Top 5 Customer Service Links for 12-7-09
Grab a cup of coffee, sit back and enjoy the five best customer service posts from the last week. On me. 🙂 This week, many articles focused on the basics: what is frustrating to a customer and how can you build better relationships so that when frustrating experiences occur, the customers don’t walk?:
- In a recent survey, Aurix named the biggest call center frustrations from customers. Some aren’t a surprise, and some are telling about company’s upselling practices:
The lists of complaints included “impolite” and “nasty behavior,”
“tactlessness” and “obvious efforts to sell products while evading
answers to pertinent questions.”
- In another telling survey, Forrester’s Andrew McInnes reported that most customers expect poor customer service experiences as a matter of course. Not surprisingly, the lowest marks were in computers and health insurance policies, where
only 30% of consumers expected customer service to be easy. It’s hard not to add a “C’mon, folks; we can do better than THIS” comment to this report.
- Fortunately, Bill Self in the Thinking Like a Customer blog addresses the issue, not with generalities but by citing examples of companies “flying under the radar” and providing single-minded, narrowly-targeted customer service in specific markets. His solution? Lower your risk by getting close to your customers.

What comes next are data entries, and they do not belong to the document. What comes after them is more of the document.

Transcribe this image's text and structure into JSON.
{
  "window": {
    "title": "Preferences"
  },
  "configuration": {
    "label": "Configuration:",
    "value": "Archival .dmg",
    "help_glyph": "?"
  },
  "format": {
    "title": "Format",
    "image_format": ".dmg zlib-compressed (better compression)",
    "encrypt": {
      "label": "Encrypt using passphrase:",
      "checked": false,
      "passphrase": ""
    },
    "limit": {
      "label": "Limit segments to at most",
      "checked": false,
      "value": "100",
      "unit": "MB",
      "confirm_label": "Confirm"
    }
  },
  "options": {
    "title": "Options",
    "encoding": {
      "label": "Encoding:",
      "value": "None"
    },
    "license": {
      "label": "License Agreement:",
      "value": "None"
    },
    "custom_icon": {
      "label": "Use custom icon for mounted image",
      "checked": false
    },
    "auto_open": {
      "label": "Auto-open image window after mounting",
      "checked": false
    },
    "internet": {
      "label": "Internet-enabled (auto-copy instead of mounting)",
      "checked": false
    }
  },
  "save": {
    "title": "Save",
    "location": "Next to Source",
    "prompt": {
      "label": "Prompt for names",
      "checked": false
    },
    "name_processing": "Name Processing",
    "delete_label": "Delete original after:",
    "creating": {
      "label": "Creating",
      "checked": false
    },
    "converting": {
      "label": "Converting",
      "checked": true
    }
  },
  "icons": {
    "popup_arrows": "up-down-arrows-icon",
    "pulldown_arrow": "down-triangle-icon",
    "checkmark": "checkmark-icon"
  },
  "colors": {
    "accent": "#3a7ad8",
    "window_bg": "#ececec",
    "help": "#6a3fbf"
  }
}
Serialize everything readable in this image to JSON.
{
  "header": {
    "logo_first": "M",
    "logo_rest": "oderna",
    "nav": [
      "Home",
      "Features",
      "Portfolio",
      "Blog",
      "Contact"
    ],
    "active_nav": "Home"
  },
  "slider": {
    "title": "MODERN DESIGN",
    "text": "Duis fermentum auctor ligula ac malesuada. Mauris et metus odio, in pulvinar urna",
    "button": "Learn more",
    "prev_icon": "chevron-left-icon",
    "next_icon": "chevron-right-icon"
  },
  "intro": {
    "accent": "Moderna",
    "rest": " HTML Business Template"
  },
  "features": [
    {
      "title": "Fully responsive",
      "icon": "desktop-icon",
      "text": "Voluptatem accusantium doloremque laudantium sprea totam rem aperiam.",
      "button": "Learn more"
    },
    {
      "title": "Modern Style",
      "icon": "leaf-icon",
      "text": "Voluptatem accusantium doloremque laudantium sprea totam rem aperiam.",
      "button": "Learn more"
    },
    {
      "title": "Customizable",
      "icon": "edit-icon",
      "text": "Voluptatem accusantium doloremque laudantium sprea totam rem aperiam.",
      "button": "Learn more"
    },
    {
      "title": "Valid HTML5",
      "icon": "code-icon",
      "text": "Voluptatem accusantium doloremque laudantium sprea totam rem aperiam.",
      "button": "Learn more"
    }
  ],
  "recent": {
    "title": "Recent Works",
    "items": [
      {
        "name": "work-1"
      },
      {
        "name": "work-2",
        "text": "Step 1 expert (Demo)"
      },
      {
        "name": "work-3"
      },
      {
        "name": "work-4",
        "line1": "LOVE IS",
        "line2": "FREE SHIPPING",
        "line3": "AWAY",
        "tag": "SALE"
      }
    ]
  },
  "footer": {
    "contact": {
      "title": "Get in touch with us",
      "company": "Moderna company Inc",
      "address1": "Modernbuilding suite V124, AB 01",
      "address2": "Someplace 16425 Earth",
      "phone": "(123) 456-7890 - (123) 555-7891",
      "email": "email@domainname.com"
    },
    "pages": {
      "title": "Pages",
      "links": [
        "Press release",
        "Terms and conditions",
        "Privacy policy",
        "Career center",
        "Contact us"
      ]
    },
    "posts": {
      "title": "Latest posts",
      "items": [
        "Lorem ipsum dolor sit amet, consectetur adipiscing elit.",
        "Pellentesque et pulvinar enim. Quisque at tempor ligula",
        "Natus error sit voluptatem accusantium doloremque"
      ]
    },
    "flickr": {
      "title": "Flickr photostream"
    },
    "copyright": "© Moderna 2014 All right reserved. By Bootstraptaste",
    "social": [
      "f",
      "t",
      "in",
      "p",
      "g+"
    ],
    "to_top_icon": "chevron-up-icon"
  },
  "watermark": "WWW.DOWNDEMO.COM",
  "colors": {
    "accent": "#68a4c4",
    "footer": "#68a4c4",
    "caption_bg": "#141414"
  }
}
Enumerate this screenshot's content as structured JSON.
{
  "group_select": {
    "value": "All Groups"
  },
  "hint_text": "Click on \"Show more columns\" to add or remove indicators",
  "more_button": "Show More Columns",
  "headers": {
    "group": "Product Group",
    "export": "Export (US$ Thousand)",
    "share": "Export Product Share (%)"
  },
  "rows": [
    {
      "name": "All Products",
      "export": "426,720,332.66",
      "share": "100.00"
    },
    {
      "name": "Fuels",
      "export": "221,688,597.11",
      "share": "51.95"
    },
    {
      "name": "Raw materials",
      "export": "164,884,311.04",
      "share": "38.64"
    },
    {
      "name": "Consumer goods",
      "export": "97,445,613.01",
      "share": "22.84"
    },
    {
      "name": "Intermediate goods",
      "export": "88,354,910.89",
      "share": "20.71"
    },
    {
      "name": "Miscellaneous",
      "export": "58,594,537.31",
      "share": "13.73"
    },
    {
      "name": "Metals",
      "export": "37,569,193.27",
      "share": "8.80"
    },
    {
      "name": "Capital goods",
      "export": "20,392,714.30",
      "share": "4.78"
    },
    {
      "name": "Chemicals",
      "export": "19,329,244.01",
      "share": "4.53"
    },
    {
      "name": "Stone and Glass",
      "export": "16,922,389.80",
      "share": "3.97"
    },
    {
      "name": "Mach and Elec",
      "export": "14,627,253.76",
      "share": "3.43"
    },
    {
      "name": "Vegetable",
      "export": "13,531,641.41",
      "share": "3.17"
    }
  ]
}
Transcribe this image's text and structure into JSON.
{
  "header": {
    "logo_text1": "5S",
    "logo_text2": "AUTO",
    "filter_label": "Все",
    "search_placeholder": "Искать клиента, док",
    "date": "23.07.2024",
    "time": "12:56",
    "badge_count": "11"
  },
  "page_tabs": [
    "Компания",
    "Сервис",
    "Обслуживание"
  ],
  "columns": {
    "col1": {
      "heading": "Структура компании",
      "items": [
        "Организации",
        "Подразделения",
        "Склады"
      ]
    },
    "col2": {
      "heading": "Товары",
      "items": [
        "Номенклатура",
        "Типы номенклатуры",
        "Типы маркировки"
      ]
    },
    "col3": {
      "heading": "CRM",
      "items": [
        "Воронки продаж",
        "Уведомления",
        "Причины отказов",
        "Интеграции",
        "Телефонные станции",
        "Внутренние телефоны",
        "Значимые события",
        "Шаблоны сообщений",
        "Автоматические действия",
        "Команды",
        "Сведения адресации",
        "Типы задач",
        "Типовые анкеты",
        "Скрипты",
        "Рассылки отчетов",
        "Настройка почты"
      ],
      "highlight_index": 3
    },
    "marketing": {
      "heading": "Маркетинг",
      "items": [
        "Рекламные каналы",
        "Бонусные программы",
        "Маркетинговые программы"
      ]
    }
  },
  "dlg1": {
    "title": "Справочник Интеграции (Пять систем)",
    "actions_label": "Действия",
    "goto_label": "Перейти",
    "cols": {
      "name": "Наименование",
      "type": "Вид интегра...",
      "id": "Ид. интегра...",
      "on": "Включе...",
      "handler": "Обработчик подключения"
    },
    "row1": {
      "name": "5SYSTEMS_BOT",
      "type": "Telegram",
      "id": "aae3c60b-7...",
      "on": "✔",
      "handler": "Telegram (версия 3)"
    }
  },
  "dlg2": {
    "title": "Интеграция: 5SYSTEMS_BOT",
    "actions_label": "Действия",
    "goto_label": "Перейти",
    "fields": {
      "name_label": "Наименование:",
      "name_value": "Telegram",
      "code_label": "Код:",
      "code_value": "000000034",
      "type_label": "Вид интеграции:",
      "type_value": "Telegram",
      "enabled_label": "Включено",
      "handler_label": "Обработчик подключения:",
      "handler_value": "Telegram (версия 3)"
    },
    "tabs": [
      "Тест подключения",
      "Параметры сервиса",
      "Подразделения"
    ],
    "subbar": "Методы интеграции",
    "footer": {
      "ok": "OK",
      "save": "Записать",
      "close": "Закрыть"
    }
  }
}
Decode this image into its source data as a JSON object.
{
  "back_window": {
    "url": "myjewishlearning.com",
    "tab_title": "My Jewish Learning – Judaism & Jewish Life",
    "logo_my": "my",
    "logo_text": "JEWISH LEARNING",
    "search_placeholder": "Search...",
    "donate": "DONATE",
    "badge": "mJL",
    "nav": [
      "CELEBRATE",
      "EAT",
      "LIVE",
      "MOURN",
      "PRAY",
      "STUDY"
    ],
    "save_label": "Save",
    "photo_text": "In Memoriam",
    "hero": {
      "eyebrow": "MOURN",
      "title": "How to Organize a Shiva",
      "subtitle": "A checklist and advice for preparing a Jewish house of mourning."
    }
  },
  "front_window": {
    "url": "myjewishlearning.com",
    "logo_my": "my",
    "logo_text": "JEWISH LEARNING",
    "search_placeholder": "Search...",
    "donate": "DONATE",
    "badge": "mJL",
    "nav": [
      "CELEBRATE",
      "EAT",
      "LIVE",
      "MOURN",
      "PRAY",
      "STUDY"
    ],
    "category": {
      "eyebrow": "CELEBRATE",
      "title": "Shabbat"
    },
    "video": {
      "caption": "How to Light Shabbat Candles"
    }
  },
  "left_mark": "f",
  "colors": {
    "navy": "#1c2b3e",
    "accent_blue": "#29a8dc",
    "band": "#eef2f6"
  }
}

- Similarly, Brent Leary whipped out some stats to support the model of relationship-building with customers in a great post entitled It Takes a Village to Raise a Customer. Some telling statistics:
A recent survey commissioned by e-mail marketing provider Campaigner
found the top challenge facing small business owners today is customer
acquisition and retention — by a landslide. The 2009 State of Small Business Online Marketing Survey questioned
over 250 North American small business owners with 20 employees or
less. And customer acquisition/retention was the top business
challenge of 50 percent of those surveyed. Growing revenue was a
distant second with 15 percent, followed by improving cash flow and
maintaining profitability — at 9 percent and 8 percent respectively.
[bold mine] See that? The top business challenge was retaining customers. And since we know that customers make decisions based on service over price, beefing up customer service seems like a no-brainer, doesn’t it?
- Lest you take this week’s lovely link list for a customer service love-fest, check this out: Patrick Maguire recently launched a blog positing that the customer isn’t king–nor is she always right. ServerNotServant.com is his site, where he blogs chapters from his upcoming book as the “voice for service industry workers everywhere” and “a case for human-to-human service and civility.”